[D42a] Derby, Earl of. 1842a. Relating to the hatching some rheas, &c. Proceedings of the Zoological Society of London 10: 147.

[D42b] Derby, Earl of. 1842b. Notice of a valuable collection of quadrupeds and birds. Proceedings of the Zoological Society of London 10: 196.

[FS15] Faurby, S., & J.-C. Svenning. 2015. A species-level phylogeny of all extant and late Quaternary extinct mammals using a novel heuristic-hierarchical Bayesian approach. Molecular Phylogenetics and Evolution 84: 14–26.

Garrido, G. 2008. Lu muestra más moderna y completa conocida de Gazellospira torticornis (Bovidae, Artiodactyla, Mammalia en el Plioceno superior terminal de Europa occidental (Fonelas P-1, Cuenca de Guadix, Granada). Cuadernos del Museo Geominero 10: 413–460.

[G78] Gentry, A. W. 1978. Bovidae. In: Maglio, V. J., & H. B. S. Cooke (eds) Evolution of African Mammals pp. 540–572. Harvard University Press: Cambridge (Massachusetts).

[G42] Gulliver, G. 1842. Observations on the muscular fibres of the oesophagus and heart in some of the vertebrate animals. Proceedings of the Zoological Society of London 10: 63–72.

[H04] Haeckel, E. 1899–1904. Kunstformen der Natur. Bibliographisches Institut: Leipzig und Wien.

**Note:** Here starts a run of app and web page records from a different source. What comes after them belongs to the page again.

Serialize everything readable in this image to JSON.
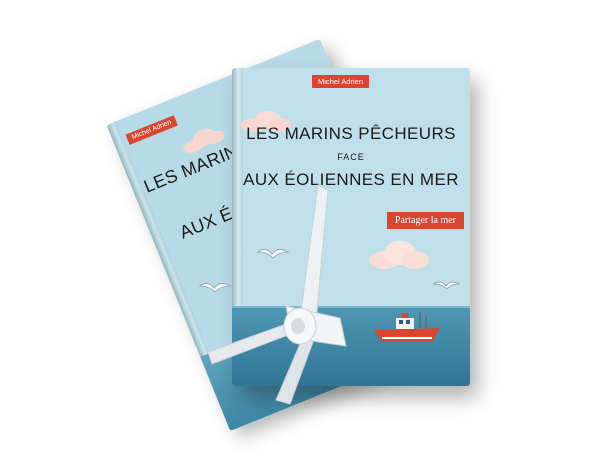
{
  "books": {
    "back": {
      "author": "Michel Adrien",
      "title_line1": "LES MARINS",
      "title_line2": "AUX ÉOLI"
    },
    "front": {
      "author": "Michel Adrien",
      "title_line1": "LES MARINS PÊCHEURS",
      "title_connector": "FACE",
      "title_line2": "AUX ÉOLIENNES EN MER",
      "subtitle": "Partager la mer"
    }
  },
  "colors": {
    "cover_sky": "#bfe0ea",
    "sea": "#3f86a5",
    "badge_red": "#d9452f",
    "title_text": "#1a1a1a",
    "turbine_white": "#eef1f3"
  },
  "icons": [
    "cloud-icon",
    "seagull-icon",
    "wind-turbine-icon",
    "fishing-boat-icon"
  ]
}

[H07] Hooker, J. J. 2007. Bipedal browsing adaptations of the unusual Late Eocene-earliest Oligocene tylopod Anoplotherium (Artiodactyla, Mammalia). Zoological Journal of the Linnean Society 151 (3): 609–659.

[KC07] Krausman, P. R., & A. L. Casey. 2007. Addax nasomaculatus. Mammalian Species 807: 1–4.

Macdonald, D. (ed.) 1984. All the World’s Animals: Hoofed Mammals. Torstar Books: New York.

[O87] Okamura, C. 1987. New facts: Homo and all Vertebrata were born simultaneously in the former Paleozoic in Japan. Original Report of the Okamura Fossil Laboratory 15: 347–573.

[O84] O’Regan, B. P. 1984. Gazelles and dwarf antelopes. In: Macdonald, D. (ed.) All the World’s Animals: Hoofed Mammals pp. 134–141. Torstar Books: New York.

[T66] Tristram, H. B. 1866. Report on the mammals of Palestine. Proceedings of the Zoological Society of London 1866: 84–93.

[USDI77] United States Department of the Interior. 1977. Endangered and threatened wildlife and plants—republication of list of species. Federal Register 42: 36420–36431.

[W42] Waterhouse, G. R. 1842. Descriptions of new species of quadrupeds collected by Mr. Fraser at Fernando Po. Proceedings of the Zoological Society of London 10: 124–130.

Leave a comment

Your email address will not be published. Required fields are marked *